__Problem requirements__. Write out the entries again. Match each one exactly.

__Records for this exercise__.
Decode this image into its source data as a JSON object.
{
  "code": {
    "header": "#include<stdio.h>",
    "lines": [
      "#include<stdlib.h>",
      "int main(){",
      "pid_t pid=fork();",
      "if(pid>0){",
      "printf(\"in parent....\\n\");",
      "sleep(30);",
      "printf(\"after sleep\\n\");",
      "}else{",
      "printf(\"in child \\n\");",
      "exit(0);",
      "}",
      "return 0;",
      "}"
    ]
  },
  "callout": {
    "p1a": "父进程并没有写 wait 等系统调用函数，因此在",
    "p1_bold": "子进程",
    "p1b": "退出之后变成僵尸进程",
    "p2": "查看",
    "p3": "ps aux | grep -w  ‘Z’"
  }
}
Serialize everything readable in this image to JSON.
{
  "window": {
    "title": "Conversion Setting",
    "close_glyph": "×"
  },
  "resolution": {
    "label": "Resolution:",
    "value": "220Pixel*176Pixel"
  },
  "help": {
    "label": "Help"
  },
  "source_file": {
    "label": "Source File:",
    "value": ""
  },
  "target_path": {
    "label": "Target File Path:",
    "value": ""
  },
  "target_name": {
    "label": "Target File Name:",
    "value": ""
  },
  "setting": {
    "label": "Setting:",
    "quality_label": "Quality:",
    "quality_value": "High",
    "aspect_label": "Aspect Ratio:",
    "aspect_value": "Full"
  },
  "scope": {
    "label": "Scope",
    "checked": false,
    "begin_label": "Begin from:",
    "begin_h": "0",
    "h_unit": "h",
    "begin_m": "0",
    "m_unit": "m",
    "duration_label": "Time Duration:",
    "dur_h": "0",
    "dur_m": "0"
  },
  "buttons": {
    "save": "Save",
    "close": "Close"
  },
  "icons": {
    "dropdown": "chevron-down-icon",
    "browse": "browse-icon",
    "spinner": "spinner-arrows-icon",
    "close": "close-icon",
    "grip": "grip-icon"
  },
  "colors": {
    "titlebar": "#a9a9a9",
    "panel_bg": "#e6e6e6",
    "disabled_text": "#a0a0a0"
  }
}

__Written reply__.
Decode this image into its source data as a JSON object.
{
  "code": {
    "header": "#include<stdio.h>",
    "lines": [
      "#include<stdlib.h>",
      "int main(){",
      "pid_t pid=fork();",
      "if(pid>0){",
      "printf(\"in parent....\\n\");",
      "sleep(30);",
      "printf(\"after sleep\\n\");",
      "}else{",
      "printf(\"in child \\n\");",
      "exit(0);",
      "}",
      "return 0;",
      "}"
    ]
  },
  "callout": {
    "p1a": "父进程并没有写 wait 等系统调用函数，因此在",
    "p1_bold": "子进程",
    "p1b": "退出之后变成僵尸进程",
    "p2": "查看",
    "p3": "ps aux | grep -w  ‘Z’"
  }
}
Serialize everything readable in this image to JSON.
{
  "window": {
    "title": "Conversion Setting",
    "close_glyph": "×"
  },
  "resolution": {
    "label": "Resolution:",
    "value": "220Pixel*176Pixel"
  },
  "help": {
    "label": "Help"
  },
  "source_file": {
    "label": "Source File:",
    "value": ""
  },
  "target_path": {
    "label": "Target File Path:",
    "value": ""
  },
  "target_name": {
    "label": "Target File Name:",
    "value": ""
  },
  "setting": {
    "label": "Setting:",
    "quality_label": "Quality:",
    "quality_value": "High",
    "aspect_label": "Aspect Ratio:",
    "aspect_value": "Full"
  },
  "scope": {
    "label": "Scope",
    "checked": false,
    "begin_label": "Begin from:",
    "begin_h": "0",
    "h_unit": "h",
    "begin_m": "0",
    "m_unit": "m",
    "duration_label": "Time Duration:",
    "dur_h": "0",
    "dur_m": "0"
  },
  "buttons": {
    "save": "Save",
    "close": "Close"
  },
  "icons": {
    "dropdown": "chevron-down-icon",
    "browse": "browse-icon",
    "spinner": "spinner-arrows-icon",
    "close": "close-icon",
    "grip": "grip-icon"
  },
  "colors": {
    "titlebar": "#a9a9a9",
    "panel_bg": "#e6e6e6",
    "disabled_text": "#a0a0a0"
  }
}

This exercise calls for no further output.